Charity properties in the vicinity of Church Close. William, the eldest, had been apprenticed in 1833, aged sixteen, to a mason at Burford, when Hannah, already widowed, was aged thirty-two. In 1834 Charles, aged apparently only nine, had been apprenticed for seven years to a pipemaker in Burford. George himself was apprenticed at sixteen to George Groves of Kingham, shoemaker, in 1843. William and Charles’s considerations were for £12, whereas George’s was £16 for five years. Two years later, however, George was reapprenticed to John Adbury of Adlestrop, shoemaker, for £6 for three years and two calendar months. Presumably George Groves died and the Trustees made other arrangements.

A number of Indentures are for six or seven years. Apart from shoemakers, two boys were bound to blacksmiths, two to tailors and one to a mason. I know the ages of only twelve of the applicants, which vary from twelve to seventeen years, Charles Venville being an exception. It is to be hoped that his lot was not as dire as we might imagine for a child taken from his home so young. At least Charles was only in Burford, whereas some of the others went to Witney, Eynsham, Faringdon, Hook Norton and Bourton-on-the-Hill. Only two of the youths were able to sign their names on the Indentures, but, surprisingly, Hannah Venville signed all her sons’ Indentures despite the boys’ inability to make more than a mark.
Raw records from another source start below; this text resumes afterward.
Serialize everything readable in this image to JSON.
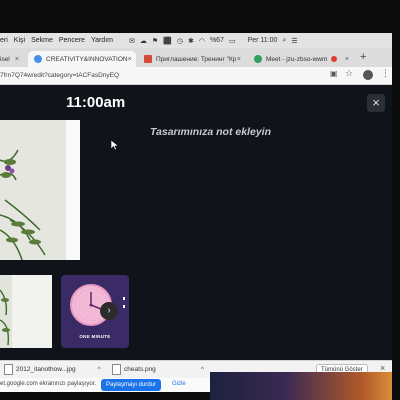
{
  "menubar": {
    "items": [
      "eri",
      "Kişi",
      "Sekme",
      "Pencere",
      "Yardım"
    ],
    "battery": "%67",
    "time": "Per 11:00"
  },
  "tabs": [
    {
      "label": "isel",
      "active": false
    },
    {
      "label": "CREATIVITY&INNOVATION",
      "active": true
    },
    {
      "label": "Приглашение: Тренинг \"Кр",
      "active": false
    },
    {
      "label": "Meet - jzu-zbso-wwm",
      "active": false
    }
  ],
  "address": {
    "url": "7frn7Q74w/edit?category=tACFasDnyEQ"
  },
  "editor": {
    "time_label": "11:00am",
    "close_symbol": "×",
    "note_placeholder": "Tasarımınıza not ekleyin",
    "thumb_caption": "ONE MINUTE",
    "next_symbol": "›"
  },
  "downloads": {
    "items": [
      "2012_itanothow...jpg",
      "cheats.png"
    ],
    "show_all": "Tümünü Göster"
  },
  "sharing": {
    "text": "et.google.com ekranınızı paylaşıyor.",
    "stop_label": "Paylaşmayı durdur",
    "hide_label": "Gizle"
  },
  "colors": {
    "editor_bg": "#10141a",
    "share_button": "#1a73e8",
    "thumb_bg": "#3a2a66",
    "clock_face": "#f3b8d6"
  },
  "icons": [
    "chrome-icon",
    "gmail-icon",
    "meet-icon",
    "wifi-icon",
    "battery-icon",
    "search-icon",
    "profile-icon",
    "more-icon",
    "download-file-icon",
    "cursor-icon"
  ]
}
There is one unusual case when in 1833 a £7 consideration was arranged for William Baughan for a five-year apprenticeship to a cordwainer (shoemaker) in Bristol. It appears, however, that his mother, Mary, was living in Bristol; perhaps William had been born in Ascott and therefore qualified for a certain amount of assistance.

I can follow only one boy in Ascott into later life. Two of the sons of Richard Weaver of Upper Street were bound to apprenticeships: Charles in 1844 to a shoemaker in Eynsham and John in 1848 to a cordwainer in Hook Norton. Charles actually returned to Ascott in the 1850s to ply his trade. He married Mary Ann, from Somerset, and together they produced a family of six, living at the eastern end of Upper Street until at least the 1880s.

Copies of the Wychwood History Journal, Number 30 (2015) are available to buy: £3.50 [ How to Buy ]

Articles include: Brasenose Leases; “All Christians for Evermore”: the Ascott Village Charity; Apprentice Boys; A Study of the Vegetable Gardens in Shipton and Milton View as PDF here

Wychwoods Victorian Evening 1990

In January 1990, the new decade was celebrated in truly entertaining style by the society. Here we present the show, digitised from the old VHS tape which recorded the event.

The Victorian evening was based on the format of a concert given in Milton Board School in 1885. Society members and friends entertained the audience with a feast of words and music depicting late Victorian life in the Wychwoods and surrounding areas.

The cast played, sang or recited from contemporary sources with material created and researched by members. Many aspects of everyday life were included – Christmas, cooking and health were prime examples. Farming life with its attendant problems was also part of the show. The themes made many references to low pay, woodland disappearance, emigration, the coming of the railways and fear of the Workhouse. Much more fun than it sounds!

We hope you enjoy the show.